Updated: May 24, 2022 07:42
People say usernames exist to protect privacy. Robin Trimingham argues they are also used for nefarious purposes
“Everything old is new again.” Jonathan Swift 1710
Finding commonalities in an increasingly diverse world has always been the blessing or the downfall of any civilization. When we focus on what separates us, we stumble; when we embrace what unites us, we thrive.
When we read these words neatly typed on a page, it sounds pretty simple, doesn’t it?
So why is the lesson of acceptance the only lesson humans seem unable to learn?
Why do we persist in imagining that we are so superior to those around us that we are somehow qualified to decide who is worthy of acceptance and equally justified in rejecting everyone else’s efforts?
In other words, when did the world go from a world in which all men were created equal to a world in which we felt comfortable – even entitled – to judge each other? ?
Perhaps the real problem is buried in our interpretation of the meaning of the word “acceptance” itself.
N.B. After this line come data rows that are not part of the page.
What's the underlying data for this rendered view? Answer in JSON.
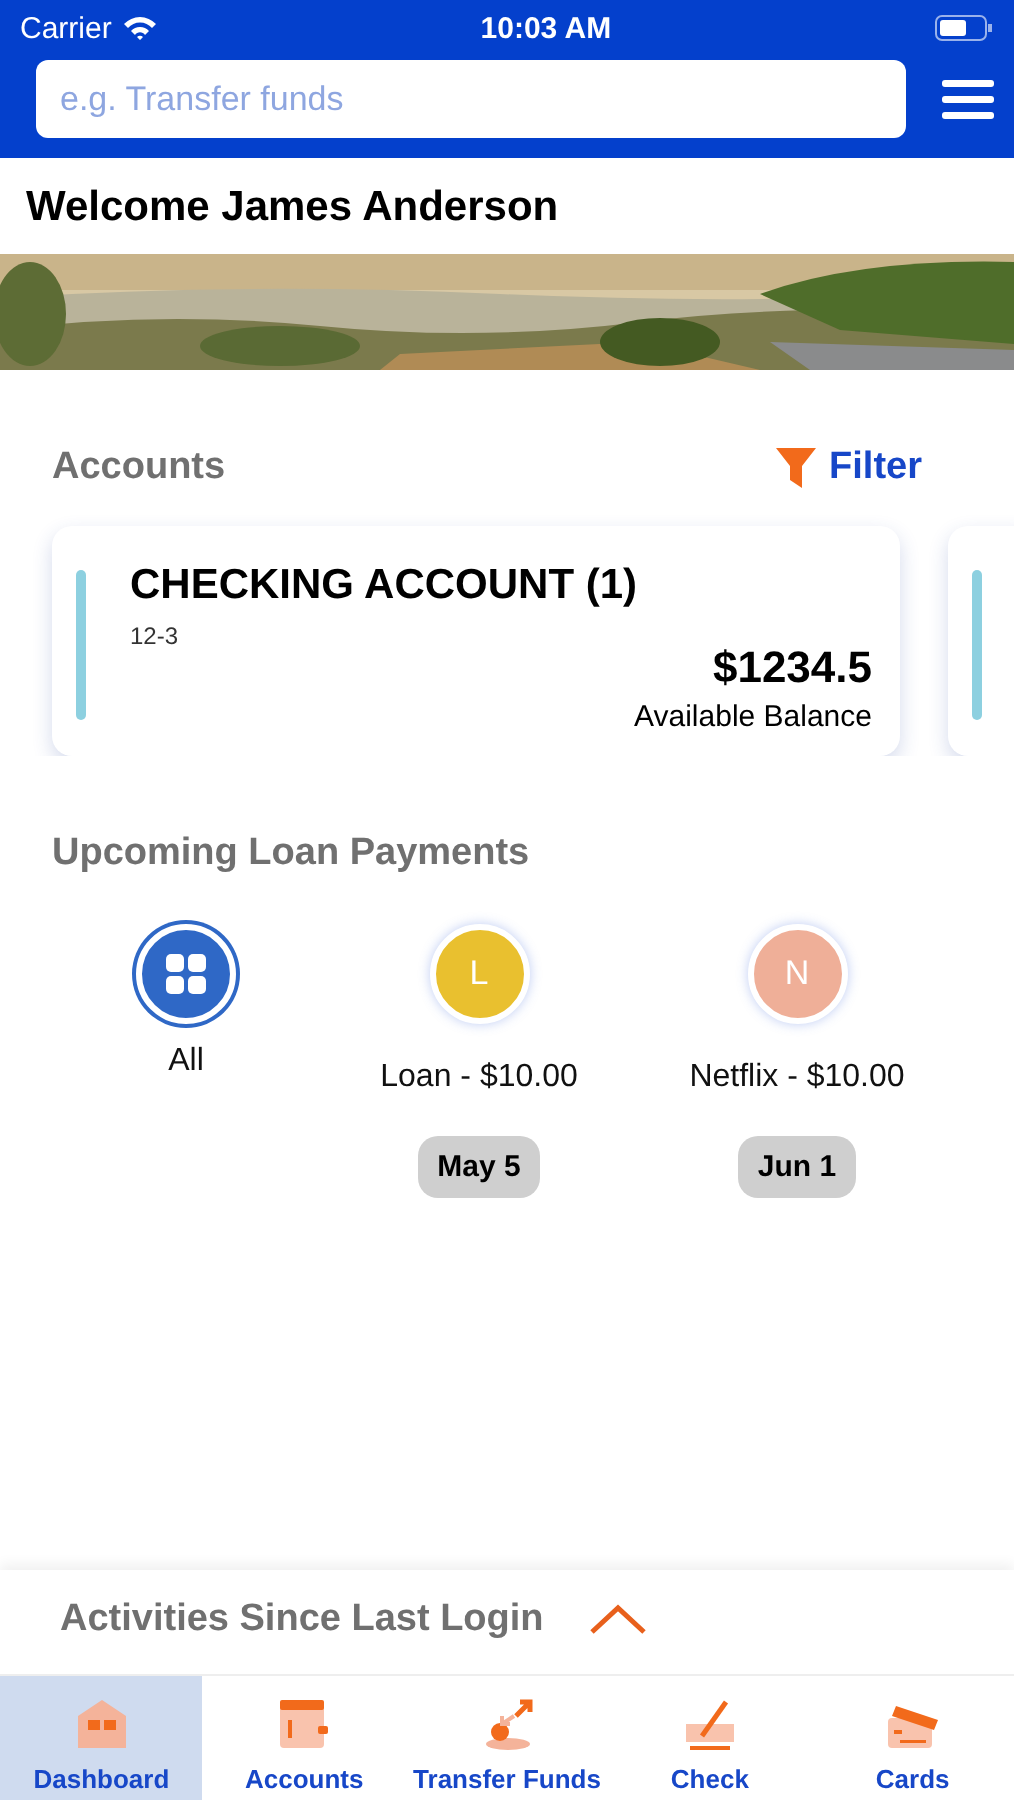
{
  "status_bar": {
    "carrier": "Carrier",
    "time": "10:03 AM"
  },
  "search": {
    "placeholder": "e.g. Transfer funds"
  },
  "welcome": "Welcome James Anderson",
  "accounts": {
    "title": "Accounts",
    "filter": "Filter",
    "cards": [
      {
        "name": "CHECKING ACCOUNT (1)",
        "number": "12-3",
        "balance": "$1234.5",
        "balance_label": "Available Balance"
      }
    ]
  },
  "payments": {
    "title": "Upcoming Loan Payments",
    "items": [
      {
        "kind": "all",
        "label": "All",
        "selected": true
      },
      {
        "kind": "payee",
        "initial": "L",
        "label": "Loan - $10.00",
        "date": "May 5",
        "color": "#e9c02f",
        "selected": false
      },
      {
        "kind": "payee",
        "initial": "N",
        "label": "Netflix - $10.00",
        "date": "Jun 1",
        "color": "#efaf98",
        "selected": false
      }
    ]
  },
  "activities": {
    "title": "Activities Since Last Login",
    "expanded": false
  },
  "tabs": [
    {
      "label": "Dashboard",
      "selected": true
    },
    {
      "label": "Accounts",
      "selected": false
    },
    {
      "label": "Transfer Funds",
      "selected": false
    },
    {
      "label": "Check",
      "selected": false
    },
    {
      "label": "Cards",
      "selected": false
    }
  ]
}
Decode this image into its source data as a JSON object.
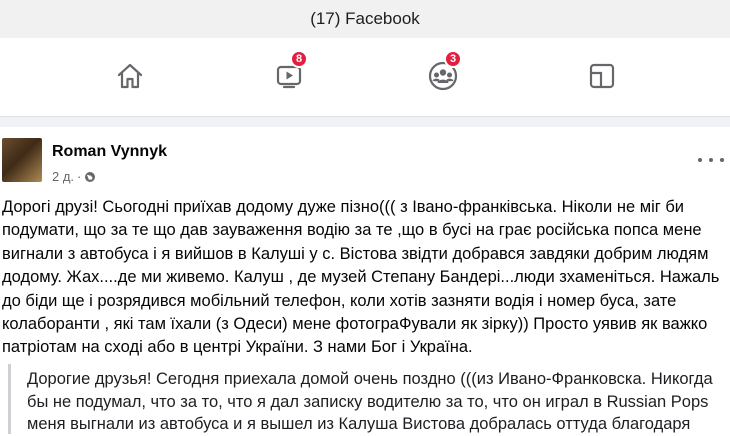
{
  "window": {
    "title": "(17) Facebook"
  },
  "nav": {
    "home_icon": "home-icon",
    "watch_icon": "video-icon",
    "watch_badge": "8",
    "groups_icon": "groups-icon",
    "groups_badge": "3",
    "gaming_icon": "gaming-icon"
  },
  "post": {
    "author": "Roman Vynnyk",
    "time": "2 д.",
    "privacy_icon": "globe-icon",
    "more_icon": "more-icon",
    "text": "Дорогі друзі! Сьогодні приїхав додому дуже пізно((( з Івано-франківська. Ніколи не міг би\nподумати, що за те що дав зауваження водію за те ,що в бусі на грає російська попса мене\nвигнали з автобуса і я вийшов в Калуші у с. Вістова звідти добрався завдяки добрим людям\nдодому. Жах....де ми живемо. Калуш , де музей Степану Бандері...люди зхаменіться. Нажаль\nдо біди ще і розрядився мобільний телефон, коли хотів зазняти водія і номер буса, зате\nколаборанти , які там їхали (з Одеси)  мене фотограФували як зірку)) Просто уявив як важко\nпатріотам на сході або в центрі України. З нами Бог і Україна.",
    "translation": "Дорогие друзья! Сегодня приехала домой очень поздно (((из Ивано-Франковска. Никогда\nбы не подумал, что за то, что я дал записку водителю за то, что он играл в Russian Pops\nменя выгнали из автобуса и я вышел из Калуша Вистова добралась оттуда благодаря"
  },
  "colors": {
    "badge": "#e41e3f",
    "icon": "#65676b"
  }
}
The actual origins of this word are a bit nebulous, but searching a bit I found a reference to the Latin phrase “alterius acceptionem”, which can be translated as openness to others and has been used to describe a unqualified state.
In other words, once upon a time individuals were encouraged to simply be open to others, not to start deciding how much another person “deserved” openness.
But somewhere along the line things changed and acceptance ceased to be something everyone was entitled to. It became something that individuals had the right to bestow upon themselves — or not — based on their own set of norms, values, insecurities, or biases.
And that in a nutshell, as my grandmother would say, is the problem that still plagues us today. For once a concept becomes something we feel entitled to, we stop questioning its veracity.
It becomes our right and we jealously protect it and defend it to the bitter end – no matter how irrational, no matter what – because if there’s one thing we humans have learned to do, it’s to defend our rights.
I would like to hope that we are more enlightened than our ancestors and raise our children to be more open and accepting of each other. In some ways, we are.
But the critical old guard is still very much alive and getting pretty sneaky.
If in doubt, just count the number of places where you post comments and interact with others online under the protection of a pseudonym (i.e. username). Everyone tells you that these usernames exist to protect your privacy, but when did we also have the right to use this fabricated cloak of secrecy for nefarious purposes – to intimidate and humiliate those we don’t accept not ?
More importantly, why do we continue to read and “like” these malicious comments, further emboldening the authors?
It has long been said that the pen is mightier than the sword.
Do we really want to continue to protect people’s right to attack each other in this covert way?
Or have we finally reached a stage where we are ready to take responsibility for our words and actions?
In other words, are we finally ready to embrace the simple undeniable truth that we are all created equal and are entitled to acceptance and respect – even when we disagree with each other, whether we are right or wrong.
Robin Trimingham is Managing Director of The Olderhood Group Ltd and a business consultant, journalist, podcaster and thought leader in the areas of life transition and change management. Connect with Robin at https://bit.ly/3nSMlvc or email@example.com